Saturday, February 05, 2011

What liberal folks like

Transfer vinyl, tape, CD and radio to digital format

This superb music centre includes an amazing six functions – all in one compact and attractive 1930s-style unit.

The stereo gramophone is ideal for playing your 33s, 45s or 78s, and the handy tape deck means you can enjoy your favourite cassette recordings.
Wut? The Guardian, a progressive newspaper, offers its readers a music centre, with a gramophone, in a 1930s-style unit. One surely must ask oneself the question "why, oh why, oh why?" Why take all this modern technology and put it into a unit styled after the most reprehensible tastes of the period entre deux guerres? What is to be gained by having one's hi-fi in an ugly old-fashioned box? Does this decision not suggest that one is afraid of technology, and perhaps of The Now? Is not incumbent upon middle-class liberal people to disparage suburban petit-bourgeois tastes, rather than perpetuate them? It is not as if this thing were retro-cool or ironic or anything, is it?

My only explanation is that it is an unconscious disguise. The Guardian reader who buys this thing will be using it to commit copyright offences, making digital copies of his Slovenian folk dance LPs and his cassette tapes of gigs from the Acid Jazz scene in Rochdale. Despite long hours of self-justification ("people like me are preserving Art for future generations;" "the major record companies are not interested in this sort of work any longer") he still feels tinges of guilt. Hiding his recording equipment in a 30s casing is a subliminal act of camouflage, putting his guilty secret away in a respectable wooden box.

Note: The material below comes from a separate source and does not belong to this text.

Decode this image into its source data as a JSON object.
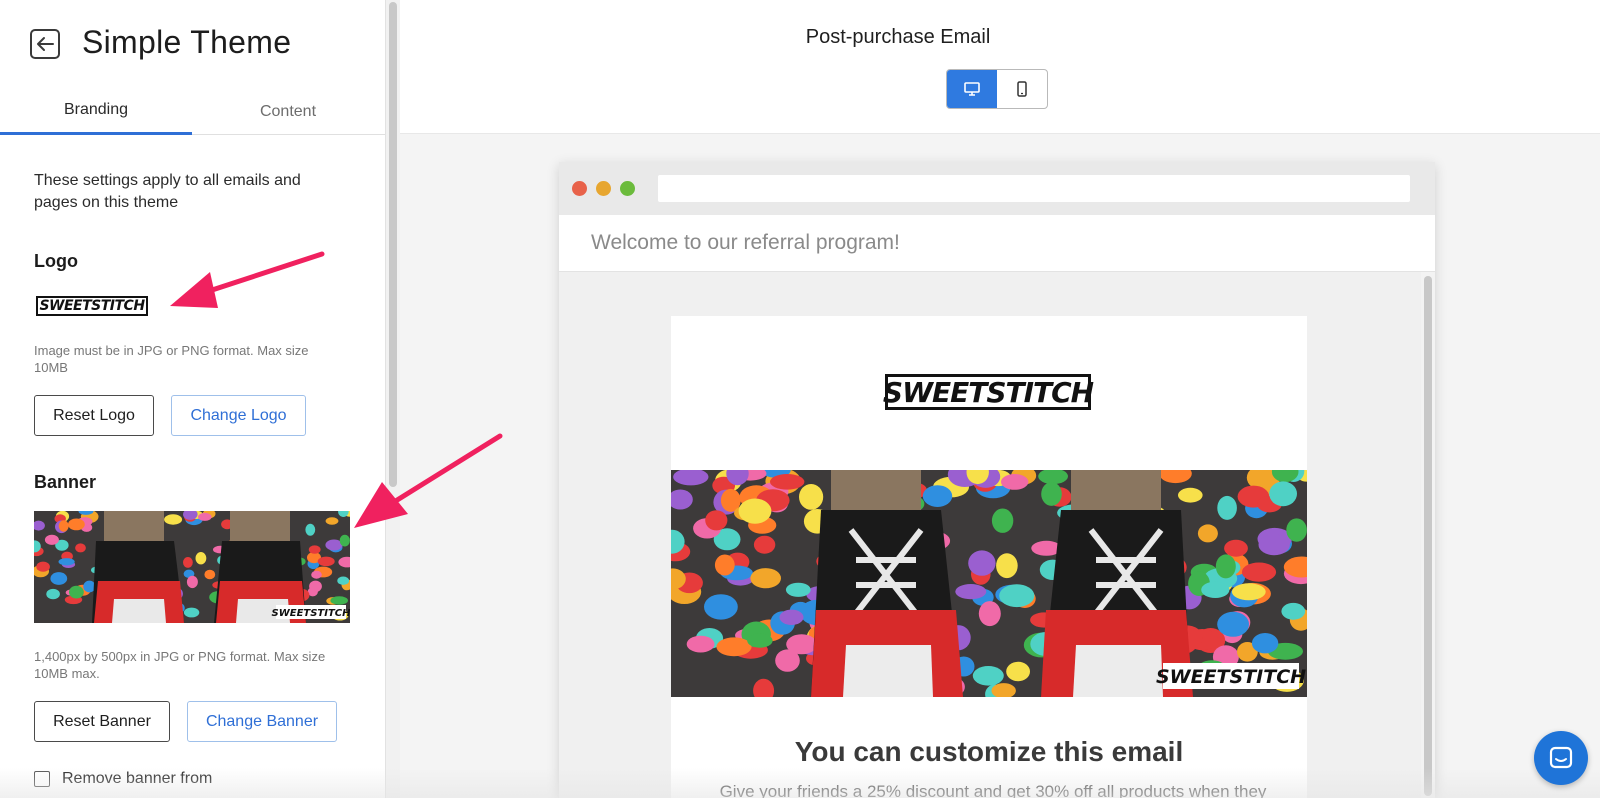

Or perhaps he really thinks the Copyright Police will come round looking for secret recording gear; in which case, they will never think of looking in there.


Stephen Stratford said...

What have you got against Rochdale?

Ethan Tucker said...

I've always assumed those faux-retro stereos were meant for elderly music fans who want to play their LPs and enjoy the novelty of a radiola like Ma 'n Pa used to own back in black & white picture days. As for the hipster buyers, wouldn't this be a step too far towards twee rather than knowingly ironic?

Paul said...

Stephen, I am not really sure, but you are right: Rochdale is a recurring feature of my posts and comments; some deep issue from childhood, perhaps. I have never been there, but I hear it is horrible.

Ethan; I have always assumed the same, but I thought such music fans read the Daily Express. I thought Guardian readers were either hippies or hipsters. Maybe I was wrong.

Peter in Dundee said...

Paul the prime purpose of the device is not for the continual playing of your vinyl albums but to transfer them to digital format for playing on your electric thinking machine or your eyePod. If you have seen the competition in the field you will know that aesthetic considerations were almost absent when they were designed. So the unit is there for those of at least some taste. Anyway, haven't your heard? retro is the new black. Aparently.

dritchie said...

I, for one, welcome the opportunity to copy my CD, via an analog cable, into a digital format.